### EXERCISE OBJECTIVE:
Check every line below for the word "image" and copy each one that has it.

START EXERCISE INPUT

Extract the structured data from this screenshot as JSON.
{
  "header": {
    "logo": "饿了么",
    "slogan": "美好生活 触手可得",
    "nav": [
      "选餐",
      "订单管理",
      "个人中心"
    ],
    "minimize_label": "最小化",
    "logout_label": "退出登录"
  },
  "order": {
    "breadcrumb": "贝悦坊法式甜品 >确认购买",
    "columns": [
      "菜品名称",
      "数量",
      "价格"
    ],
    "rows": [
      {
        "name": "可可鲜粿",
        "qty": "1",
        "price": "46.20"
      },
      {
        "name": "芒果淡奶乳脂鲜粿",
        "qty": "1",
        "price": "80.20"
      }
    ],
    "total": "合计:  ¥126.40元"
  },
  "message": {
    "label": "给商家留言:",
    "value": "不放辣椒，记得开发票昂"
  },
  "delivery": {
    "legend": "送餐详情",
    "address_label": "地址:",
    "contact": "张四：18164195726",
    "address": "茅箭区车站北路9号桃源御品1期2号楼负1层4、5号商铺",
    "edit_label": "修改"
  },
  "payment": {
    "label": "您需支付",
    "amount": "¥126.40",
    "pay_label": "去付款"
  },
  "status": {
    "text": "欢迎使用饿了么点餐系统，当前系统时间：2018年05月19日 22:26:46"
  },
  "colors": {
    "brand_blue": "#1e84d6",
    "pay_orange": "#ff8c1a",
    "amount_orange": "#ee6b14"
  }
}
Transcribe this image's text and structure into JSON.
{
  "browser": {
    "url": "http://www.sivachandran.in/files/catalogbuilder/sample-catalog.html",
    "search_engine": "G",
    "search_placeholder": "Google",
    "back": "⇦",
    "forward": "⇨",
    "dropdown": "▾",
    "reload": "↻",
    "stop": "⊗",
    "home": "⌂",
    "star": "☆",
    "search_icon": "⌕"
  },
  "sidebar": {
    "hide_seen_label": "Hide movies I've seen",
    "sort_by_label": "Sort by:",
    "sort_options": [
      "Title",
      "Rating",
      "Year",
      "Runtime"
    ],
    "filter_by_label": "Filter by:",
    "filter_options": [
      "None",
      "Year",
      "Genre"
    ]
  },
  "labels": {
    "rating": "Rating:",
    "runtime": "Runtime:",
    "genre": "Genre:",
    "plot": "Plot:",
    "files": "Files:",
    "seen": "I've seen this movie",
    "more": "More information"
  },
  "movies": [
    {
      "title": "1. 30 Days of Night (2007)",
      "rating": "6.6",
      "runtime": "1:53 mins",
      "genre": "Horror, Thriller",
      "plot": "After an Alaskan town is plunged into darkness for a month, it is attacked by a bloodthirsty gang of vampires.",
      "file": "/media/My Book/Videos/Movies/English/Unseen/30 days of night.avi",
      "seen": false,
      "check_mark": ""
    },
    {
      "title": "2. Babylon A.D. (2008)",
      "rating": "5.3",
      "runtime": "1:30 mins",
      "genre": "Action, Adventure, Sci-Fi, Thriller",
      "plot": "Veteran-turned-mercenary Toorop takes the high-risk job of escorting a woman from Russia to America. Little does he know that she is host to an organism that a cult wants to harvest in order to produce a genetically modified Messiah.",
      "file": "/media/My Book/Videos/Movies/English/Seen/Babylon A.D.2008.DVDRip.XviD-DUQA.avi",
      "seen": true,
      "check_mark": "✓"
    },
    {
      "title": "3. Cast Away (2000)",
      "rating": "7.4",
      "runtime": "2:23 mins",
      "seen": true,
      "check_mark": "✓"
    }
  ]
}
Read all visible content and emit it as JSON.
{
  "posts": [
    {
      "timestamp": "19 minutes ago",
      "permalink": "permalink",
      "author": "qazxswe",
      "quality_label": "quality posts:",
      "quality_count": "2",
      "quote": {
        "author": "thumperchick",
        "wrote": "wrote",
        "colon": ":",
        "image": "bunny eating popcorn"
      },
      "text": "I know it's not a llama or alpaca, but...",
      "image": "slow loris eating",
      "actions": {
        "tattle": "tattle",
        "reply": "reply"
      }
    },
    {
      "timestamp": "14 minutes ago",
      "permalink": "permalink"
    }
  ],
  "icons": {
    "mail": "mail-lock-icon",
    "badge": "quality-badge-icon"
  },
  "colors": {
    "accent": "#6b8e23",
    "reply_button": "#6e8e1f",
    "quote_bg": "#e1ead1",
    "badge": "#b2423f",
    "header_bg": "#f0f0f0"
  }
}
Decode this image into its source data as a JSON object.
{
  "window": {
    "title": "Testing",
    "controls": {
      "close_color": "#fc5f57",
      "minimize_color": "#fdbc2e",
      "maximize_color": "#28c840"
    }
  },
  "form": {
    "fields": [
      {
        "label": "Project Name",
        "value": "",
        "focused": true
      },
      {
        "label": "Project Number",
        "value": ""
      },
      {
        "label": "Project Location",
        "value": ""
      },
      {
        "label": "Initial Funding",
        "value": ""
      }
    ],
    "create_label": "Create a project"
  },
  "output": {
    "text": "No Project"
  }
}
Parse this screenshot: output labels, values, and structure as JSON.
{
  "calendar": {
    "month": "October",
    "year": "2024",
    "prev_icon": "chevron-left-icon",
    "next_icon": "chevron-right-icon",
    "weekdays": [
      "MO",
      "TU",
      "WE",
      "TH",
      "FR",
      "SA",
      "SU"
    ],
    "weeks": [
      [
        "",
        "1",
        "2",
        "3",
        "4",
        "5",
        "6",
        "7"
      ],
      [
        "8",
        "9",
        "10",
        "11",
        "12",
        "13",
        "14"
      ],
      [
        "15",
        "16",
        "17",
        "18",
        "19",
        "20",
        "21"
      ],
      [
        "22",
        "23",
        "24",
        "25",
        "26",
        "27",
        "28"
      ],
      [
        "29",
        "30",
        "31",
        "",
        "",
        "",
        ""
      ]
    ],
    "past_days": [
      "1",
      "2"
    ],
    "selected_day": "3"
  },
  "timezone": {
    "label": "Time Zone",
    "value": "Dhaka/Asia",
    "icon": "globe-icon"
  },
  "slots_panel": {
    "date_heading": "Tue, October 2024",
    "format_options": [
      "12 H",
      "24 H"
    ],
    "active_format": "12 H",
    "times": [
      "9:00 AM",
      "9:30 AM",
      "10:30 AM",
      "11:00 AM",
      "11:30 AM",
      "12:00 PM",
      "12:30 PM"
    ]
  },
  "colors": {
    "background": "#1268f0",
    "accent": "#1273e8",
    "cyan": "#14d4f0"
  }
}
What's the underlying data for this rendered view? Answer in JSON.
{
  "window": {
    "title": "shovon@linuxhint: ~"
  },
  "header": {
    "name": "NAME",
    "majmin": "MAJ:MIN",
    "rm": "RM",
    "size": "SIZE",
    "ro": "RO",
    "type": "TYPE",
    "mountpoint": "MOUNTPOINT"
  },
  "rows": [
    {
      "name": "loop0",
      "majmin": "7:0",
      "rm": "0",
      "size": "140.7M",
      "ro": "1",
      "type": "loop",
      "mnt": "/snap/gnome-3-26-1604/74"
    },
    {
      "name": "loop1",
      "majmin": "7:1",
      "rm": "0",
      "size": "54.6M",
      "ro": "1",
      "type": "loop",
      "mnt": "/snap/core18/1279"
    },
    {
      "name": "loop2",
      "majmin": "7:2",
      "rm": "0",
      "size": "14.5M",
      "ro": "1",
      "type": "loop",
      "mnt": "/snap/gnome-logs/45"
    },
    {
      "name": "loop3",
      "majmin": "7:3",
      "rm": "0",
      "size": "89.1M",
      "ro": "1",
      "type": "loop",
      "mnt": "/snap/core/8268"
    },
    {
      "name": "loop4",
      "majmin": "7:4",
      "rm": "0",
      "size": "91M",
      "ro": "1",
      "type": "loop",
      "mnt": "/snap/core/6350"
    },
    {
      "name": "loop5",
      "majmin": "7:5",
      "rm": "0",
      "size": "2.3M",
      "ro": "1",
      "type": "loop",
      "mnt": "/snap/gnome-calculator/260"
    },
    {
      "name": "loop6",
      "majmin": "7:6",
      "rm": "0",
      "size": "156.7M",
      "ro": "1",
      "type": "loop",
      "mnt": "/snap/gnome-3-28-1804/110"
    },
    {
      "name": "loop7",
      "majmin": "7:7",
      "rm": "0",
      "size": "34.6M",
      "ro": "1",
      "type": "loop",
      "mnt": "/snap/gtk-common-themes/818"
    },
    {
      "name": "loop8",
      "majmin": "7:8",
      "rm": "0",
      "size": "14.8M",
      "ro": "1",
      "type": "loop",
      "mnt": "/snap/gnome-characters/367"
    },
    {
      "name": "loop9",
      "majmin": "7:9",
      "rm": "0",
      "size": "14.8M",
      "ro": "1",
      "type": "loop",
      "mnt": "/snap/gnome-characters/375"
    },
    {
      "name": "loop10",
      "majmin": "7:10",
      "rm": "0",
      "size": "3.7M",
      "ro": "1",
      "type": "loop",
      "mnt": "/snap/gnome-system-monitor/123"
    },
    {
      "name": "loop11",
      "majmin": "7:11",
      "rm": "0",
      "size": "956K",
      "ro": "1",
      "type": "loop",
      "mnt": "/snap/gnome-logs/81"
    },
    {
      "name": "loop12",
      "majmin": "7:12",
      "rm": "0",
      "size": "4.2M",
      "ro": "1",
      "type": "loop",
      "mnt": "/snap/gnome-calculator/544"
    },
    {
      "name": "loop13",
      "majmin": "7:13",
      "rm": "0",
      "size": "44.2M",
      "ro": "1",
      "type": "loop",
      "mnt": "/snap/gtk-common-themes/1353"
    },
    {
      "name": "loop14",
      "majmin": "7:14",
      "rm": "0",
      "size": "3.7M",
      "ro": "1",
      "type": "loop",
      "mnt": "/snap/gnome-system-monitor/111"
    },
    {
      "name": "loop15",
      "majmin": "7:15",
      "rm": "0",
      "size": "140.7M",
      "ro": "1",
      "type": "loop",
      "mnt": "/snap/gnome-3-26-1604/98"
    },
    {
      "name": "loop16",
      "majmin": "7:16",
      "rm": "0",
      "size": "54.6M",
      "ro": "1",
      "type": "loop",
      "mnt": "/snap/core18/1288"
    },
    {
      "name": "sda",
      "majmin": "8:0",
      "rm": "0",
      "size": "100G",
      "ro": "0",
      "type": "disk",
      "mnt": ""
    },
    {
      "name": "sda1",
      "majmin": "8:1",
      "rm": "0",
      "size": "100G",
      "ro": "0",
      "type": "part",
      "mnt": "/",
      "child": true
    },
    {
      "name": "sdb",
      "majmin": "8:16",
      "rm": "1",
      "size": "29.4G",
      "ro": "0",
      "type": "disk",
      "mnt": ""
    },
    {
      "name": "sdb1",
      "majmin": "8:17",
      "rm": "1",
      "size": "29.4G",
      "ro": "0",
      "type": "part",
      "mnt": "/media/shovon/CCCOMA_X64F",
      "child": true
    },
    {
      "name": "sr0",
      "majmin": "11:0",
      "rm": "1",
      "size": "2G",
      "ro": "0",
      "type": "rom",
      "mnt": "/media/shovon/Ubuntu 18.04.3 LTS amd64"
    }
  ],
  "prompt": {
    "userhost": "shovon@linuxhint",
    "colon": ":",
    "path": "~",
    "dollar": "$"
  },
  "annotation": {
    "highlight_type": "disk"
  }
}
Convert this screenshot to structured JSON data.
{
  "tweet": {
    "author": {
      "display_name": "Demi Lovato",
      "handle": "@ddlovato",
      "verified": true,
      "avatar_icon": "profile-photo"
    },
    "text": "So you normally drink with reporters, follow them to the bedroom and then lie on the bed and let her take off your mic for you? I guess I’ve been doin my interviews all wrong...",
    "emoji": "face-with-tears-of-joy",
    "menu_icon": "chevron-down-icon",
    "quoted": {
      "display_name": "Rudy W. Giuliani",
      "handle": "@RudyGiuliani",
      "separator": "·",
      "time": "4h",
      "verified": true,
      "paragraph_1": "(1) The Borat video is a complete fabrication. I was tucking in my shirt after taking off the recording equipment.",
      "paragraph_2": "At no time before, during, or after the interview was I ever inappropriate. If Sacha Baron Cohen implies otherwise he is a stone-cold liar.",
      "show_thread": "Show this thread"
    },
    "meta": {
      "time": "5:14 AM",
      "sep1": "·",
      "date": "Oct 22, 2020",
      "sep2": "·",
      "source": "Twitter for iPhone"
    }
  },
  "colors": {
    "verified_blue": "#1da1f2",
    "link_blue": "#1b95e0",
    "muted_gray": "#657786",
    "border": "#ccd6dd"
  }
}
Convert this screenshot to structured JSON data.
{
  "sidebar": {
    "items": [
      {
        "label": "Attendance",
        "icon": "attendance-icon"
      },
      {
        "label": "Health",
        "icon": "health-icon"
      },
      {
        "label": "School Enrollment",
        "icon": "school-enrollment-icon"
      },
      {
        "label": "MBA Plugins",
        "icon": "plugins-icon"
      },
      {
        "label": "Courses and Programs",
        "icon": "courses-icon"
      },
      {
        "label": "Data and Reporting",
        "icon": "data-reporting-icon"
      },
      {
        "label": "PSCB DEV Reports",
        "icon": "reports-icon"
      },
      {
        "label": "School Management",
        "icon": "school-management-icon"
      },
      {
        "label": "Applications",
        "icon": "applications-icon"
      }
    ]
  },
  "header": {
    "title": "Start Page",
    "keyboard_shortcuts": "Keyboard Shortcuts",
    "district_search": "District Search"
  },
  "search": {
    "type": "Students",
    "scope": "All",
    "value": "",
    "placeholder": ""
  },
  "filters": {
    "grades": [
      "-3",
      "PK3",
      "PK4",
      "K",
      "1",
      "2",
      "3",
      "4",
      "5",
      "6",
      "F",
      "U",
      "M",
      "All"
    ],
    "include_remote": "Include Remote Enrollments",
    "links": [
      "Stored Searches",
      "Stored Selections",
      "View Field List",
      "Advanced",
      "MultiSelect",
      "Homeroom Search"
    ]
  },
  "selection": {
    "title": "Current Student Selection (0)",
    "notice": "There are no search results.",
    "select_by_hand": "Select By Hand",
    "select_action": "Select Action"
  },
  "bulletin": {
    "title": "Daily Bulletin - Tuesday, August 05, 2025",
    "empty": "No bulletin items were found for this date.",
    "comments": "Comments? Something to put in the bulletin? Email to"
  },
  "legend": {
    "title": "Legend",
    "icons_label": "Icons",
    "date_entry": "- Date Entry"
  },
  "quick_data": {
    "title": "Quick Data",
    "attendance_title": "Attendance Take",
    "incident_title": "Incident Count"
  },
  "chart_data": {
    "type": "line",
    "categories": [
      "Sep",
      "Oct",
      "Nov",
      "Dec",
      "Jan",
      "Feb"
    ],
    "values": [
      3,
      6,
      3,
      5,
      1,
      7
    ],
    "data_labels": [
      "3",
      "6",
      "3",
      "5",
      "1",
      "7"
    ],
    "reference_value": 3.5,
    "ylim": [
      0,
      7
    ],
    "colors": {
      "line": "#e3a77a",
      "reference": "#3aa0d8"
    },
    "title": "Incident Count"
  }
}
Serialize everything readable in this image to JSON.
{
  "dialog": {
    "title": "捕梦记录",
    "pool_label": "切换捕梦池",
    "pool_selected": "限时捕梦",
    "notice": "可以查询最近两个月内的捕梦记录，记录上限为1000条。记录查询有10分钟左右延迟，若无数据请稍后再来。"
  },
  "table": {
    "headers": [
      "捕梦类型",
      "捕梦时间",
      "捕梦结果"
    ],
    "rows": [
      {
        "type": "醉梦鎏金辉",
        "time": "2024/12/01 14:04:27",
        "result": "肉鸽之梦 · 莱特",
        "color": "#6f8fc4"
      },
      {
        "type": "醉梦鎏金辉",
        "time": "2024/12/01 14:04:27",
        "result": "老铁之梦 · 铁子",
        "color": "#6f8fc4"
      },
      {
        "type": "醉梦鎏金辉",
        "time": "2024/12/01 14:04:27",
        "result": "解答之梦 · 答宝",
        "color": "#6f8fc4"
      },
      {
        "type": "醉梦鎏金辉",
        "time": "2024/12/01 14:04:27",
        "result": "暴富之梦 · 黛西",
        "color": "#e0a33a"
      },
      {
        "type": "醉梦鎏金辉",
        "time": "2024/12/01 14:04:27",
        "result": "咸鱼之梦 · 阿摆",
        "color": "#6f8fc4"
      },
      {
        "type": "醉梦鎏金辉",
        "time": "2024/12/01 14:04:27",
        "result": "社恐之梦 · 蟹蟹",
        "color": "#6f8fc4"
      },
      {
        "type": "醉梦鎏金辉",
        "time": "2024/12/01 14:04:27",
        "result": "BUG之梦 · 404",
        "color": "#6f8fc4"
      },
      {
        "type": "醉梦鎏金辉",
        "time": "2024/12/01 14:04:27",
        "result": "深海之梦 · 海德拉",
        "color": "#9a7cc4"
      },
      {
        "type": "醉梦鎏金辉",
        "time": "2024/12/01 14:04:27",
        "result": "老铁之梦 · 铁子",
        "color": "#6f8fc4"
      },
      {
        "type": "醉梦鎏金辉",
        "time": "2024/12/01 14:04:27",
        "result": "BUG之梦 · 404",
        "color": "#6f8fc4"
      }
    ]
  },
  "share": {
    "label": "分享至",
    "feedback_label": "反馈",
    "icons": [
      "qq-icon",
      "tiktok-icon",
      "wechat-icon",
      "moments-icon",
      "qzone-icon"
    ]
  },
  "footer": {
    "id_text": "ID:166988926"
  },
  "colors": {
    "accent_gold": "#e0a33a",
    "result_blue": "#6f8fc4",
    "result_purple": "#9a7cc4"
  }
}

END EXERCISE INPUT

### WRITTEN RESPONSE:
Transcribe this image's text and structure into JSON.
        "image": "bunny eating popcorn"
      "image": "slow loris eating",
Decode this image into its source data as a JSON object.
Serialize everything readable in this image to JSON.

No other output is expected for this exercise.